Action item: State how many lines in the entries below include the string "true", and give nothing beyond that number.

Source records
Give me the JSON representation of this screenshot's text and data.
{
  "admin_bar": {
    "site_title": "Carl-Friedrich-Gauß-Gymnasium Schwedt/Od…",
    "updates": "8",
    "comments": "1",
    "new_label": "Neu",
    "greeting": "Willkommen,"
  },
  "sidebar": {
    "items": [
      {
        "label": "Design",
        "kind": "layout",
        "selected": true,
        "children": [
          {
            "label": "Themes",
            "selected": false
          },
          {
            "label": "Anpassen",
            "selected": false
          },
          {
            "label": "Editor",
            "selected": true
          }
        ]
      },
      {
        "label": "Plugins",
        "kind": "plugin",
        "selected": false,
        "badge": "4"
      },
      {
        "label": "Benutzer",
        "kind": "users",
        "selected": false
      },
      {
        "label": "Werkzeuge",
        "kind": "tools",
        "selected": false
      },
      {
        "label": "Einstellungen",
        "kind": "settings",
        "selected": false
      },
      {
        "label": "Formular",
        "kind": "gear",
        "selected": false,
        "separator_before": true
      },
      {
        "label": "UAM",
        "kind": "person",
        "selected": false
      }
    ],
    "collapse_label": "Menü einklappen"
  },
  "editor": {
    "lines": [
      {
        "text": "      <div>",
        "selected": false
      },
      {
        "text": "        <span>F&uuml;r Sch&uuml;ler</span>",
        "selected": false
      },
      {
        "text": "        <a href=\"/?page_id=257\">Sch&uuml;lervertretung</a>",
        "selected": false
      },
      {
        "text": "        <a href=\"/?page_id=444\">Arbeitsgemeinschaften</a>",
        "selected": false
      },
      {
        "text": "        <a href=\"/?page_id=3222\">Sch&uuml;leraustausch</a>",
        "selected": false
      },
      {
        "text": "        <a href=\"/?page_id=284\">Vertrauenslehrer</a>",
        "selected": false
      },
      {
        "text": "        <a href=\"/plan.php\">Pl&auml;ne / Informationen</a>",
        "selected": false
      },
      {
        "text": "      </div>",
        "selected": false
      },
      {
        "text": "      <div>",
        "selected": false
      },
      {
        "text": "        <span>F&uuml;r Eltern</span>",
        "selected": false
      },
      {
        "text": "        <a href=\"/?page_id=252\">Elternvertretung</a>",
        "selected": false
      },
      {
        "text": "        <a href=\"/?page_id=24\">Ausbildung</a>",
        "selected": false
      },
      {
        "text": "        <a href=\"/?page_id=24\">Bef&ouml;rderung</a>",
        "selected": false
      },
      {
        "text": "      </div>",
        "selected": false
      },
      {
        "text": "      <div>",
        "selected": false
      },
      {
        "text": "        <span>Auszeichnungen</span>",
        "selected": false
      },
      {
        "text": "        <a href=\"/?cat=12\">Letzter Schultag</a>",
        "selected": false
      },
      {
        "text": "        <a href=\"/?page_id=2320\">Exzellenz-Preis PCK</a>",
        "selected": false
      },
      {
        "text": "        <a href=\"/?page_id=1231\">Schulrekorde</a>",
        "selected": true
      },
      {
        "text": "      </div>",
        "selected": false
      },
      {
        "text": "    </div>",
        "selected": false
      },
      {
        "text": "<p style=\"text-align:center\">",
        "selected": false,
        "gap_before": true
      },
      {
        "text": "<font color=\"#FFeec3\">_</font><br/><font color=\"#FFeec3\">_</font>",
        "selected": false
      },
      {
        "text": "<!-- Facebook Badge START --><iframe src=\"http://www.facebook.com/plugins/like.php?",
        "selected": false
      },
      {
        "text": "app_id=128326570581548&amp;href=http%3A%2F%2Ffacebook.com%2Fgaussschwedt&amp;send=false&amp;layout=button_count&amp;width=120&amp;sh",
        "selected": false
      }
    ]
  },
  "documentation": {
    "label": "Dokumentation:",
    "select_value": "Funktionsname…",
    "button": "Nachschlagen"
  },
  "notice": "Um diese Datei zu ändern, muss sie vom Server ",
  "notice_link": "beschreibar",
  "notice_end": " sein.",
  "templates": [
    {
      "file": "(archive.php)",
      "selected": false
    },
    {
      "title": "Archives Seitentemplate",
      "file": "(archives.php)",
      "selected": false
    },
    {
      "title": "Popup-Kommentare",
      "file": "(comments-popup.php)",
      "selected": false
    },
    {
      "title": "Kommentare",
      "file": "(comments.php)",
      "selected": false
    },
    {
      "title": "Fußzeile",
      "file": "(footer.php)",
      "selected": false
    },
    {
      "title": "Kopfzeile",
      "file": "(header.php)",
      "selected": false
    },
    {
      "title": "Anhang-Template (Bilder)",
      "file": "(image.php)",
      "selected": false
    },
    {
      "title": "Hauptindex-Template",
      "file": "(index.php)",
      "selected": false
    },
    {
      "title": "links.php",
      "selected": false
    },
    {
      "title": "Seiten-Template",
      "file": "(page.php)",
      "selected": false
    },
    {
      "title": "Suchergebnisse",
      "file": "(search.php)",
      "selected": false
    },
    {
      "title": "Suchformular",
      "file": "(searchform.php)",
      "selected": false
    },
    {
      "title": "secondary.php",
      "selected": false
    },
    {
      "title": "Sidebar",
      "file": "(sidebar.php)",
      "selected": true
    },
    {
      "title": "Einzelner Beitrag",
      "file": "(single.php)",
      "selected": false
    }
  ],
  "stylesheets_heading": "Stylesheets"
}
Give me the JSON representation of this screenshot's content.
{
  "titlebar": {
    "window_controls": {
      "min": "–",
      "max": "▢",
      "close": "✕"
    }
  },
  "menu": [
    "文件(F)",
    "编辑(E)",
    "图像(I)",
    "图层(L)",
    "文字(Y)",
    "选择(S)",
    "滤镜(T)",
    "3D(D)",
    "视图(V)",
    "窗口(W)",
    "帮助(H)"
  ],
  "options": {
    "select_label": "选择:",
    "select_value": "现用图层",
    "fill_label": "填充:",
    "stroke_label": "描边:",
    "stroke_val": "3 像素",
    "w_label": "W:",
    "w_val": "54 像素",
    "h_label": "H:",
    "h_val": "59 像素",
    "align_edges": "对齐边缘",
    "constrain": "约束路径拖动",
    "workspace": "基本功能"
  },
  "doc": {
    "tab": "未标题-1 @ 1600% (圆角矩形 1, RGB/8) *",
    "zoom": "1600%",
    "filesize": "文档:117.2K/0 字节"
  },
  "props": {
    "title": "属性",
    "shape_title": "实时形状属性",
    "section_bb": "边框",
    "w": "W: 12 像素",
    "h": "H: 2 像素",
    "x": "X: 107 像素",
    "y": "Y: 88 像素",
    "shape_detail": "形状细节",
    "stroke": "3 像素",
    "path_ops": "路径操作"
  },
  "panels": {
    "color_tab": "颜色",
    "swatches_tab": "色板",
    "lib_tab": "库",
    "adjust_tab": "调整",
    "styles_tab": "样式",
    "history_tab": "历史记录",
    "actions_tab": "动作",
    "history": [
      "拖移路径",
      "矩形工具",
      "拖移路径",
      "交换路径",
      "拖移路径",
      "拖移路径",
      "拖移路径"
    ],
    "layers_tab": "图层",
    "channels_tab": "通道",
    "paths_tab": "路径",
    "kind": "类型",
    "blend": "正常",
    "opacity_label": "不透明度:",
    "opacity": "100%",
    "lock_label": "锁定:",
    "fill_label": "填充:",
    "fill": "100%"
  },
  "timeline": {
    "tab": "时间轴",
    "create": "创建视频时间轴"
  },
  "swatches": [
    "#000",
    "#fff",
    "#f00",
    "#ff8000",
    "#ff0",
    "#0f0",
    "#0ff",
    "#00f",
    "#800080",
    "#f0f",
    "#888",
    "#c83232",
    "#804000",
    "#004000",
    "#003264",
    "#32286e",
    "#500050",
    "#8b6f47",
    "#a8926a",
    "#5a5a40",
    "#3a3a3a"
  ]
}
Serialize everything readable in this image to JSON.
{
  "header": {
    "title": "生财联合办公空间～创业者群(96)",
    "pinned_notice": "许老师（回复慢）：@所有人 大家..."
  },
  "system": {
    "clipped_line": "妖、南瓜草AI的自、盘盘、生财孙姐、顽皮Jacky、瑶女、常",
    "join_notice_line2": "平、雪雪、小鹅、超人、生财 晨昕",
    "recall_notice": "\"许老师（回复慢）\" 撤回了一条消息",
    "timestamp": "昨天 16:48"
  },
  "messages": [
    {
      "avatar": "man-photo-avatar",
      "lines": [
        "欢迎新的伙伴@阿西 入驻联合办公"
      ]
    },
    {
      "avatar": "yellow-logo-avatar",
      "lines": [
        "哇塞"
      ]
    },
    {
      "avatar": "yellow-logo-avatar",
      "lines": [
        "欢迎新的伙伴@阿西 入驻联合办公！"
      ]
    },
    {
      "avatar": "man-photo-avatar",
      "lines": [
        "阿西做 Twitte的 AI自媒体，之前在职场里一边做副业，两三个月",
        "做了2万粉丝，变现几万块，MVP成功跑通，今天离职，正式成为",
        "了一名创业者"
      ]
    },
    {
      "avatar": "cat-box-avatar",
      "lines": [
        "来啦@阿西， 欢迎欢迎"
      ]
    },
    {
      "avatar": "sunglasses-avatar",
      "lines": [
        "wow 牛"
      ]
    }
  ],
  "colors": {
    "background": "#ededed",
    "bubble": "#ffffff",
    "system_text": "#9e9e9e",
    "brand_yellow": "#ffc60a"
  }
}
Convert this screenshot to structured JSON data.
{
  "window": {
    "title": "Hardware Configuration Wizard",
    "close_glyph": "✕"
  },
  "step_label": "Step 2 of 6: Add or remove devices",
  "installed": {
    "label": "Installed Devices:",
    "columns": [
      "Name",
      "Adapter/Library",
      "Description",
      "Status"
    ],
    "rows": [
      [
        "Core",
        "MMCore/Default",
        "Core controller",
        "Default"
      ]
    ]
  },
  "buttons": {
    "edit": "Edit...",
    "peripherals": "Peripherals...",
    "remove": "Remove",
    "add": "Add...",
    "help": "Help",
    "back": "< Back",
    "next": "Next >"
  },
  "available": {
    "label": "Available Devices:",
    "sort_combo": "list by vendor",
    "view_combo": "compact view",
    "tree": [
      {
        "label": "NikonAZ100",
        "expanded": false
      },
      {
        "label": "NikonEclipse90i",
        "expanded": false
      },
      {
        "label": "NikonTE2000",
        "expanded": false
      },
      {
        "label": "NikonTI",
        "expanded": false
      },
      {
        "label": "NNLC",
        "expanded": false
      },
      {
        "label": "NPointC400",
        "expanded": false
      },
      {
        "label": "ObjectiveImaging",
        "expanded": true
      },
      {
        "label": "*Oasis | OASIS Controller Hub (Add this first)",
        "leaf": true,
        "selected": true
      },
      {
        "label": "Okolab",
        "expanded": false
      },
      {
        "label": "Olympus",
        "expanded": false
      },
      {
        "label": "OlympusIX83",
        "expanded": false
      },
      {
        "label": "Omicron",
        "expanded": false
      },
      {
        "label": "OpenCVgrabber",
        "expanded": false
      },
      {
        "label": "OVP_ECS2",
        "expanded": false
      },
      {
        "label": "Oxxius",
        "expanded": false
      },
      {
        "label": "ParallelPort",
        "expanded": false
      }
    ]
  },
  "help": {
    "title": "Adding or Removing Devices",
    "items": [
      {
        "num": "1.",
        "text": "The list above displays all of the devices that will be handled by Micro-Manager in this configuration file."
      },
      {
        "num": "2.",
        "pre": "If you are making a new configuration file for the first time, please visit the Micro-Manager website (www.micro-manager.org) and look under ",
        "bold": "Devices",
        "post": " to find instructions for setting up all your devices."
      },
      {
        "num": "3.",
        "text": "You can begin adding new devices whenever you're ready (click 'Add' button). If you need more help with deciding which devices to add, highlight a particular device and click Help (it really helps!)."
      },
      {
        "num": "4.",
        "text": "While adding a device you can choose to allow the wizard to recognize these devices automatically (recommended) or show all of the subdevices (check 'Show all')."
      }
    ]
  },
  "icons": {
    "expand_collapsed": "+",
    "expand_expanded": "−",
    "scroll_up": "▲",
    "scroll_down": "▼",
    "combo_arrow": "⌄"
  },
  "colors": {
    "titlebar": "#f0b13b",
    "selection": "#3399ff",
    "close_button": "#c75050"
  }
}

Result of the task: 9